● **What is expected**: Exactly as written, reproduce all of the entries.

● **Exercise material**:
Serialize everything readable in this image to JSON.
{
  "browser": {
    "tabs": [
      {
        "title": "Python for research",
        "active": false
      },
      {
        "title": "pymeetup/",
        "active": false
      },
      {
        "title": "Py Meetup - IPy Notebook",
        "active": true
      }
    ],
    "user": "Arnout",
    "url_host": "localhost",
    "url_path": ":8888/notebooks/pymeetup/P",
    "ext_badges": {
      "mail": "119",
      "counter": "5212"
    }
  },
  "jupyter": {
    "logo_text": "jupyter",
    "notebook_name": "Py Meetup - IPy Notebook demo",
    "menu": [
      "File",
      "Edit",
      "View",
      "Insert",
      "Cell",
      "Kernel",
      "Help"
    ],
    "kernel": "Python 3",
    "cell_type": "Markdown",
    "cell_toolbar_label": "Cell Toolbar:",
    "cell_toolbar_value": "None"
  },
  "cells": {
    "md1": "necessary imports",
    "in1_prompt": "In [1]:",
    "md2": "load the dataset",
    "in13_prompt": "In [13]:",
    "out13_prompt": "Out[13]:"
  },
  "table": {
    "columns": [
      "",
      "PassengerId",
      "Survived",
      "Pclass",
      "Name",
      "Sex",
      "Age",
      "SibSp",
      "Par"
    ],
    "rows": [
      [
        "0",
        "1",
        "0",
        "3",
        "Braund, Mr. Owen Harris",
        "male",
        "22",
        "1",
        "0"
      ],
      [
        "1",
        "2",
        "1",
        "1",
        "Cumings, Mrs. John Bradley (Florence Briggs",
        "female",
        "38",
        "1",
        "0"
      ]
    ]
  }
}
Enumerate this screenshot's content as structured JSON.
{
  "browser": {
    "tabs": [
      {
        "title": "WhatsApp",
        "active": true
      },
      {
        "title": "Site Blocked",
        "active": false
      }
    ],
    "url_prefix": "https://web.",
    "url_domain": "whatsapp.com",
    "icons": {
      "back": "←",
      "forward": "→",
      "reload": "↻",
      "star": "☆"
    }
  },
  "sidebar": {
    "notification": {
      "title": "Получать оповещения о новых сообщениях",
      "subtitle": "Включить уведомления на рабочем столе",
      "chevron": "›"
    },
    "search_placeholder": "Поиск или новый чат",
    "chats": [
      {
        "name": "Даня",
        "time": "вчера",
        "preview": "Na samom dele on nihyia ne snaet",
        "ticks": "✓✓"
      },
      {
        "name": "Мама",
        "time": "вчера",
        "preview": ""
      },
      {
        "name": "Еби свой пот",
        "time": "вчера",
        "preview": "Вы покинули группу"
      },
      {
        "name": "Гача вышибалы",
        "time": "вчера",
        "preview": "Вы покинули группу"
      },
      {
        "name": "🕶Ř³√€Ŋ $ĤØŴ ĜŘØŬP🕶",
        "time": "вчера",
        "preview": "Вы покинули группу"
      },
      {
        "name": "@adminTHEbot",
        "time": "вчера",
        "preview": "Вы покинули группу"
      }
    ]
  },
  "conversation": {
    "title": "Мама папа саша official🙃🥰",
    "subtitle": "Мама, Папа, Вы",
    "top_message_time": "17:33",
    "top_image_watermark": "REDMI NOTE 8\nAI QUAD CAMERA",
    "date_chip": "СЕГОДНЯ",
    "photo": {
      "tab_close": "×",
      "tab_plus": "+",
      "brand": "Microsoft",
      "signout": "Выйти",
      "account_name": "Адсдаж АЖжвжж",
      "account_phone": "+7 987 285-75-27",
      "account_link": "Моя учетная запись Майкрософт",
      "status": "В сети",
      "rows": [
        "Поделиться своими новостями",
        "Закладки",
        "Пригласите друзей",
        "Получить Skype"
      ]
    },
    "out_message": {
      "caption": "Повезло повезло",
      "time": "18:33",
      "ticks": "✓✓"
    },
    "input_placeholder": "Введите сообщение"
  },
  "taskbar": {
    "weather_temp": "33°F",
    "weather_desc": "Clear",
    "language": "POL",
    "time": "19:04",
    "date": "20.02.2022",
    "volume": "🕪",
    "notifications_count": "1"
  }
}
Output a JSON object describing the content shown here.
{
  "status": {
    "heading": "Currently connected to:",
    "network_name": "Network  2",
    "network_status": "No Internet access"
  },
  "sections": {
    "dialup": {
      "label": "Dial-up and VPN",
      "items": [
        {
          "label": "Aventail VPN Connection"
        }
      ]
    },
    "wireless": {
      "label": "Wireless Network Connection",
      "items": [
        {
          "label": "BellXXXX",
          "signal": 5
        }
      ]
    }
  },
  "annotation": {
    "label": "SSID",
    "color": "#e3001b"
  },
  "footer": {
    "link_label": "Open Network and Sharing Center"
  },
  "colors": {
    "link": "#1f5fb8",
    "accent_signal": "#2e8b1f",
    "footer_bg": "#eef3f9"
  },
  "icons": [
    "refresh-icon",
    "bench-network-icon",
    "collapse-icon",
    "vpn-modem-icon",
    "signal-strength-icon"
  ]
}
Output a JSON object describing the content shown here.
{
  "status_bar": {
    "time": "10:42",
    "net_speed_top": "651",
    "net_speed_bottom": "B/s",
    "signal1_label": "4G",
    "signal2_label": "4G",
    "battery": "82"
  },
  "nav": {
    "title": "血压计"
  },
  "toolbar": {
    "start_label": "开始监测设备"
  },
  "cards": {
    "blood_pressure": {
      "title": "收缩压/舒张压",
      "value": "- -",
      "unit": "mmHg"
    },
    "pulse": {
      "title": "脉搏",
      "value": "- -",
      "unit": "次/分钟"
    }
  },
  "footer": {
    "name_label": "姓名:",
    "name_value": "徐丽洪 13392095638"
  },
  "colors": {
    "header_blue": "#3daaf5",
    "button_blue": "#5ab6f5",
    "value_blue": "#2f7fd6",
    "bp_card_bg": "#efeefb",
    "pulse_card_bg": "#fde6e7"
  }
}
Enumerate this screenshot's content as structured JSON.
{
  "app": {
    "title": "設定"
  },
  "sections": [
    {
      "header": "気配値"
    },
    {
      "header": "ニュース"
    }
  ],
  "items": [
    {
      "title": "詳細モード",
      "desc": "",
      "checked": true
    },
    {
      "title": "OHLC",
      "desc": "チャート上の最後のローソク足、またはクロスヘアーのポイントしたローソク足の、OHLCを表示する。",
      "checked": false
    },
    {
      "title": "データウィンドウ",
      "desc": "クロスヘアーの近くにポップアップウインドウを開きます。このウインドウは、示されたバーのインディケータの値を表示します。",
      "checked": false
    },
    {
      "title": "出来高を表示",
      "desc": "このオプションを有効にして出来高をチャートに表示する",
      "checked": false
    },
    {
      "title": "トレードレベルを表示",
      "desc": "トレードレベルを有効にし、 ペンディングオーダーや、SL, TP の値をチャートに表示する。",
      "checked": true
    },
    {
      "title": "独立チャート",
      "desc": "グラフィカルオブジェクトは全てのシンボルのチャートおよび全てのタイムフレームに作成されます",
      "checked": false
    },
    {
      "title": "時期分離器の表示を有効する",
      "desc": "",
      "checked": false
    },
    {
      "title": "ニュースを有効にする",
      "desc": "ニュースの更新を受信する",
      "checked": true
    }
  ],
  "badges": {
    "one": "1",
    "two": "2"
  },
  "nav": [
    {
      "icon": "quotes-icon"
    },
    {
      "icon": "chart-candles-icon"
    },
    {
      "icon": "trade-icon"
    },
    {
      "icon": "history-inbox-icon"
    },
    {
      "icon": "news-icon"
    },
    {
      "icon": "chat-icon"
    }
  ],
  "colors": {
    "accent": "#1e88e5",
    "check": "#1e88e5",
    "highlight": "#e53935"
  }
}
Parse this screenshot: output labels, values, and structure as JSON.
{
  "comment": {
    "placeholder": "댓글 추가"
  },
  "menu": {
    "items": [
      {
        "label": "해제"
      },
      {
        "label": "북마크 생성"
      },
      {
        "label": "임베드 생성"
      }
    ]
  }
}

● **Written answer**:
Serialize everything readable in this image to JSON.
{
  "browser": {
    "tabs": [
      {
        "title": "Python for research",
        "active": false
      },
      {
        "title": "pymeetup/",
        "active": false
      },
      {
        "title": "Py Meetup - IPy Notebook",
        "active": true
      }
    ],
    "user": "Arnout",
    "url_host": "localhost",
    "url_path": ":8888/notebooks/pymeetup/P",
    "ext_badges": {
      "mail": "119",
      "counter": "5212"
    }
  },
  "jupyter": {
    "logo_text": "jupyter",
    "notebook_name": "Py Meetup - IPy Notebook demo",
    "menu": [
      "File",
      "Edit",
      "View",
      "Insert",
      "Cell",
      "Kernel",
      "Help"
    ],
    "kernel": "Python 3",
    "cell_type": "Markdown",
    "cell_toolbar_label": "Cell Toolbar:",
    "cell_toolbar_value": "None"
  },
  "cells": {
    "md1": "necessary imports",
    "in1_prompt": "In [1]:",
    "md2": "load the dataset",
    "in13_prompt": "In [13]:",
    "out13_prompt": "Out[13]:"
  },
  "table": {
    "columns": [
      "",
      "PassengerId",
      "Survived",
      "Pclass",
      "Name",
      "Sex",
      "Age",
      "SibSp",
      "Par"
    ],
    "rows": [
      [
        "0",
        "1",
        "0",
        "3",
        "Braund, Mr. Owen Harris",
        "male",
        "22",
        "1",
        "0"
      ],
      [
        "1",
        "2",
        "1",
        "1",
        "Cumings, Mrs. John Bradley (Florence Briggs",
        "female",
        "38",
        "1",
        "0"
      ]
    ]
  }
}
Enumerate this screenshot's content as structured JSON.
{
  "browser": {
    "tabs": [
      {
        "title": "WhatsApp",
        "active": true
      },
      {
        "title": "Site Blocked",
        "active": false
      }
    ],
    "url_prefix": "https://web.",
    "url_domain": "whatsapp.com",
    "icons": {
      "back": "←",
      "forward": "→",
      "reload": "↻",
      "star": "☆"
    }
  },
  "sidebar": {
    "notification": {
      "title": "Получать оповещения о новых сообщениях",
      "subtitle": "Включить уведомления на рабочем столе",
      "chevron": "›"
    },
    "search_placeholder": "Поиск или новый чат",
    "chats": [
      {
        "name": "Даня",
        "time": "вчера",
        "preview": "Na samom dele on nihyia ne snaet",
        "ticks": "✓✓"
      },
      {
        "name": "Мама",
        "time": "вчера",
        "preview": ""
      },
      {
        "name": "Еби свой пот",
        "time": "вчера",
        "preview": "Вы покинули группу"
      },
      {
        "name": "Гача вышибалы",
        "time": "вчера",
        "preview": "Вы покинули группу"
      },
      {
        "name": "🕶Ř³√€Ŋ $ĤØŴ ĜŘØŬP🕶",
        "time": "вчера",
        "preview": "Вы покинули группу"
      },
      {
        "name": "@adminTHEbot",
        "time": "вчера",
        "preview": "Вы покинули группу"
      }
    ]
  },
  "conversation": {
    "title": "Мама папа саша official🙃🥰",
    "subtitle": "Мама, Папа, Вы",
    "top_message_time": "17:33",
    "top_image_watermark": "REDMI NOTE 8\nAI QUAD CAMERA",
    "date_chip": "СЕГОДНЯ",
    "photo": {
      "tab_close": "×",
      "tab_plus": "+",
      "brand": "Microsoft",
      "signout": "Выйти",
      "account_name": "Адсдаж АЖжвжж",
      "account_phone": "+7 987 285-75-27",
      "account_link": "Моя учетная запись Майкрософт",
      "status": "В сети",
      "rows": [
        "Поделиться своими новостями",
        "Закладки",
        "Пригласите друзей",
        "Получить Skype"
      ]
    },
    "out_message": {
      "caption": "Повезло повезло",
      "time": "18:33",
      "ticks": "✓✓"
    },
    "input_placeholder": "Введите сообщение"
  },
  "taskbar": {
    "weather_temp": "33°F",
    "weather_desc": "Clear",
    "language": "POL",
    "time": "19:04",
    "date": "20.02.2022",
    "volume": "🕪",
    "notifications_count": "1"
  }
}
Output a JSON object describing the content shown here.
{
  "status": {
    "heading": "Currently connected to:",
    "network_name": "Network  2",
    "network_status": "No Internet access"
  },
  "sections": {
    "dialup": {
      "label": "Dial-up and VPN",
      "items": [
        {
          "label": "Aventail VPN Connection"
        }
      ]
    },
    "wireless": {
      "label": "Wireless Network Connection",
      "items": [
        {
          "label": "BellXXXX",
          "signal": 5
        }
      ]
    }
  },
  "annotation": {
    "label": "SSID",
    "color": "#e3001b"
  },
  "footer": {
    "link_label": "Open Network and Sharing Center"
  },
  "colors": {
    "link": "#1f5fb8",
    "accent_signal": "#2e8b1f",
    "footer_bg": "#eef3f9"
  },
  "icons": [
    "refresh-icon",
    "bench-network-icon",
    "collapse-icon",
    "vpn-modem-icon",
    "signal-strength-icon"
  ]
}
Output a JSON object describing the content shown here.
{
  "status_bar": {
    "time": "10:42",
    "net_speed_top": "651",
    "net_speed_bottom": "B/s",
    "signal1_label": "4G",
    "signal2_label": "4G",
    "battery": "82"
  },
  "nav": {
    "title": "血压计"
  },
  "toolbar": {
    "start_label": "开始监测设备"
  },
  "cards": {
    "blood_pressure": {
      "title": "收缩压/舒张压",
      "value": "- -",
      "unit": "mmHg"
    },
    "pulse": {
      "title": "脉搏",
      "value": "- -",
      "unit": "次/分钟"
    }
  },
  "footer": {
    "name_label": "姓名:",
    "name_value": "徐丽洪 13392095638"
  },
  "colors": {
    "header_blue": "#3daaf5",
    "button_blue": "#5ab6f5",
    "value_blue": "#2f7fd6",
    "bp_card_bg": "#efeefb",
    "pulse_card_bg": "#fde6e7"
  }
}
Enumerate this screenshot's content as structured JSON.
{
  "app": {
    "title": "設定"
  },
  "sections": [
    {
      "header": "気配値"
    },
    {
      "header": "ニュース"
    }
  ],
  "items": [
    {
      "title": "詳細モード",
      "desc": "",
      "checked": true
    },
    {
      "title": "OHLC",
      "desc": "チャート上の最後のローソク足、またはクロスヘアーのポイントしたローソク足の、OHLCを表示する。",
      "checked": false
    },
    {
      "title": "データウィンドウ",
      "desc": "クロスヘアーの近くにポップアップウインドウを開きます。このウインドウは、示されたバーのインディケータの値を表示します。",
      "checked": false
    },
    {
      "title": "出来高を表示",
      "desc": "このオプションを有効にして出来高をチャートに表示する",
      "checked": false
    },
    {
      "title": "トレードレベルを表示",
      "desc": "トレードレベルを有効にし、 ペンディングオーダーや、SL, TP の値をチャートに表示する。",
      "checked": true
    },
    {
      "title": "独立チャート",
      "desc": "グラフィカルオブジェクトは全てのシンボルのチャートおよび全てのタイムフレームに作成されます",
      "checked": false
    },
    {
      "title": "時期分離器の表示を有効する",
      "desc": "",
      "checked": false
    },
    {
      "title": "ニュースを有効にする",
      "desc": "ニュースの更新を受信する",
      "checked": true
    }
  ],
  "badges": {
    "one": "1",
    "two": "2"
  },
  "nav": [
    {
      "icon": "quotes-icon"
    },
    {
      "icon": "chart-candles-icon"
    },
    {
      "icon": "trade-icon"
    },
    {
      "icon": "history-inbox-icon"
    },
    {
      "icon": "news-icon"
    },
    {
      "icon": "chat-icon"
    }
  ],
  "colors": {
    "accent": "#1e88e5",
    "check": "#1e88e5",
    "highlight": "#e53935"
  }
}
Parse this screenshot: output labels, values, and structure as JSON.
{
  "comment": {
    "placeholder": "댓글 추가"
  },
  "menu": {
    "items": [
      {
        "label": "해제"
      },
      {
        "label": "북마크 생성"
      },
      {
        "label": "임베드 생성"
      }
    ]
  }
}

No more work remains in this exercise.